Keep on going right until the end, until you have achieved your goal, and then make sure that you keep on doing what you need to do to keep the momentum. Going back to the analogy of the roundabout, once you have it going at speed, it’s much easier just to give it a little push every now and again than to start from a standstill again.

6. NEEDING PERMISSION FROM OTHERS TO SUCCEED:

One of the biggest desires people have is to be liked and to be accepted. For many people being admired for their achievements makes them feel good.

The challenge is that what other people might want you to do or achieve is not what makes you happy. They might not agree with your goals or how you want to achieve them, and this can then cause you to doubt yourself and even consider changing what you are doing.

True friends want to see you succeed and become the best you that you can be. Sometimes as you start to improve and achieve goals it can make other people feel uncomfortable because it highlights their lack of growth and accomplishment.
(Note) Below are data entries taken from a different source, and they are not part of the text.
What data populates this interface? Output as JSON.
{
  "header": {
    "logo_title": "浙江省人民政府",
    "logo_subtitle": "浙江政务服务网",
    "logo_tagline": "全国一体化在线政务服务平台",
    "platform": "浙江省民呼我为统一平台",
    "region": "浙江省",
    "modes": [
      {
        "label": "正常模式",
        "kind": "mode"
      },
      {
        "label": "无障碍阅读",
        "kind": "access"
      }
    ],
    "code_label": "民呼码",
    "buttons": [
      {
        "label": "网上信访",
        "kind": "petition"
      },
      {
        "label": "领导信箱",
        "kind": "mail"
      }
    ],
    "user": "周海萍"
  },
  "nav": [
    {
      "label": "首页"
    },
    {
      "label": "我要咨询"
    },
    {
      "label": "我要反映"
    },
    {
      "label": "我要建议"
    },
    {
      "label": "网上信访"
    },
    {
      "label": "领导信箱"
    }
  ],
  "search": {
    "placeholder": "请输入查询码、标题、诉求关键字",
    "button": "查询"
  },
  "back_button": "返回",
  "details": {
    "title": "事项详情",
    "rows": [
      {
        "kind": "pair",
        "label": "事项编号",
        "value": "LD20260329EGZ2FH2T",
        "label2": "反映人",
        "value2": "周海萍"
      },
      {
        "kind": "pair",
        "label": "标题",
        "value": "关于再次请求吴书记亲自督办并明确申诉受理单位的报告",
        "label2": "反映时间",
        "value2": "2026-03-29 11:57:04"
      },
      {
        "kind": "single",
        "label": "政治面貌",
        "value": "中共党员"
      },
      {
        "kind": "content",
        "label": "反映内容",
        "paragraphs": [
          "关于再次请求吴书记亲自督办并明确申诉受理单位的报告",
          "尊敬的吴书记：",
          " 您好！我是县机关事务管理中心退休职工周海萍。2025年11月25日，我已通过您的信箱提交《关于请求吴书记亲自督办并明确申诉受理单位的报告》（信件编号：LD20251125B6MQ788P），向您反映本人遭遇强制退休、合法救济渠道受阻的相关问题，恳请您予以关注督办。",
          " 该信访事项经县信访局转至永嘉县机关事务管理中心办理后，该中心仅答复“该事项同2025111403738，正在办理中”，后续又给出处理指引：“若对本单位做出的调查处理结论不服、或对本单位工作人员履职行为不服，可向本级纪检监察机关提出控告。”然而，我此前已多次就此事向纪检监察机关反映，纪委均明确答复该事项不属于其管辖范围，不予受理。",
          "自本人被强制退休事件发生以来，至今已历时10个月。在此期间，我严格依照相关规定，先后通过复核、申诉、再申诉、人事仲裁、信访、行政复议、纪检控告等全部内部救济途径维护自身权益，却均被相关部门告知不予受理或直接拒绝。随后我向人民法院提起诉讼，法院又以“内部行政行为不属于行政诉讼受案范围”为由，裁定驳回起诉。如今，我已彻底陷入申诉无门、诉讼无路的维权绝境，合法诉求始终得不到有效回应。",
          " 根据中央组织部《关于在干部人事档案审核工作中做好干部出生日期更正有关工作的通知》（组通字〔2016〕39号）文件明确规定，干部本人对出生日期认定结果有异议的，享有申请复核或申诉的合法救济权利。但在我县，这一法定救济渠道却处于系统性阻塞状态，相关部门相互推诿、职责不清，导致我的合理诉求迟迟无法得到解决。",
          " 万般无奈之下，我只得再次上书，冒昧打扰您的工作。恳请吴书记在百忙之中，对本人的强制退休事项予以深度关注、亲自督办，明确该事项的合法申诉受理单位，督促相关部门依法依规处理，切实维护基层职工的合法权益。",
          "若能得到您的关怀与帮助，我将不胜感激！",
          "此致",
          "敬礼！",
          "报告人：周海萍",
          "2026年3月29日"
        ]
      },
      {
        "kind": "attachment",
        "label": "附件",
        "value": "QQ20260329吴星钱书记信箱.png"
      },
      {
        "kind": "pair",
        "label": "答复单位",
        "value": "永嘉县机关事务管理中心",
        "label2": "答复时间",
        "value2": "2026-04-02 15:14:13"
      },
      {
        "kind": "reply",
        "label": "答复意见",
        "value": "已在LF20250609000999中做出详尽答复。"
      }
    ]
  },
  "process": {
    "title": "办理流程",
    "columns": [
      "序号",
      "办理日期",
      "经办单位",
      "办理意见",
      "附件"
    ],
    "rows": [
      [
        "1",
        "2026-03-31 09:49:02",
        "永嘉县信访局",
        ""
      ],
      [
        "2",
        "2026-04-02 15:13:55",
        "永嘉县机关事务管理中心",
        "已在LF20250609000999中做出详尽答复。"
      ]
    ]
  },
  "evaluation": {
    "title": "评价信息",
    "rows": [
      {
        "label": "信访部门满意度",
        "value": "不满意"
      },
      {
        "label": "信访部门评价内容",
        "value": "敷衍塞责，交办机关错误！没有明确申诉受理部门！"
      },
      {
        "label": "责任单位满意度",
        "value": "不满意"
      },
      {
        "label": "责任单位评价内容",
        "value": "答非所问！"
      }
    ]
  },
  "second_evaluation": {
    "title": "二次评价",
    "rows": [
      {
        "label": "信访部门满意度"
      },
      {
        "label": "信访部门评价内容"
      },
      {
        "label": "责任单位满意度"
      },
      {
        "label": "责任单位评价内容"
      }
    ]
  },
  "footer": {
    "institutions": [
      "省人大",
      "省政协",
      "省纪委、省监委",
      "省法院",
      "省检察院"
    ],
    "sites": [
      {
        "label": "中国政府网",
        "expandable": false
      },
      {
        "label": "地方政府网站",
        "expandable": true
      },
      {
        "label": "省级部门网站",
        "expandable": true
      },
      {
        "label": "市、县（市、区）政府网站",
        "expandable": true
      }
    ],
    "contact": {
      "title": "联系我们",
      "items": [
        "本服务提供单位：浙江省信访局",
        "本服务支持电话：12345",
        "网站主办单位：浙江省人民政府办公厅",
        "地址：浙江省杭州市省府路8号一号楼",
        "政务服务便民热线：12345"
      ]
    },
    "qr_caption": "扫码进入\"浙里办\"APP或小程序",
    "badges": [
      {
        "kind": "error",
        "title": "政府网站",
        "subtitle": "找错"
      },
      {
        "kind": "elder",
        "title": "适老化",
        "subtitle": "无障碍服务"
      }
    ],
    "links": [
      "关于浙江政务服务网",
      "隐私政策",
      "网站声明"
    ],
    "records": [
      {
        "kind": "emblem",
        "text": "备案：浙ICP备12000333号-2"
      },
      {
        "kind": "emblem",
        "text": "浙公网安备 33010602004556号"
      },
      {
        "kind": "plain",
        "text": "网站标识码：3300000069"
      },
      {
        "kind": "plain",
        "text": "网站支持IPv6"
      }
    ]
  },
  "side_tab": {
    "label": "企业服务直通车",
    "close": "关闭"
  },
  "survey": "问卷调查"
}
When this happens you need to be aware that they might just try to pull you back down because that is easier for them to do than to get themselves into gear and go out and make changes.

When we moved to Australia one of the things that we were warned against before we left was the “tall poppy syndrome”. Our friends who warned us of this – and many other things – had good intentions, but I also know that our decision to immigrate also made some of them “uncomfortable”. Was staying for them the right thing to do? If we stayed that would reaffirm their decision, while us leaving would mean they would need to confront their own choices. When we go back to visit, our friends often ask us if we think they should immigrate, however that is a decision that they need to make and we always try to provide a balanced view.

Back to the “tall poppy syndrome” – apparently it does exist, we have just chosen to be in a field where the poppies grow really tall! We have chosen to associate with people who celebrate each other’s successes and who are constantly improving themselves and encouraging others to do the same.
Make sure your goals are your own, and that achieving these goals is what is going to make you happy. You can enjoy recognition and compliments when you get them, and they will mean more when they align with your values.

7. HICCUPS AND BUMPS IN THE ROAD:

Everyone has an “off day”, where you just can’t get into the flow, you are tired, sore, stressed out, frustrated and more. You have a choice: you can accept it, or you can spend a lot of time and energy fighting it. If you fight it, chances are you will just end up being more frustrated, confused and ultimately making a mountain out of a mole hill!

Bad days happen. Accept it. Don’t fight it. It will pass. It might be a matter of saying, “Today I feel really tired, so I’ll do what I can and see what happens”. Just do something, even if it’s just a smaller effort. Do not let such days defeat you.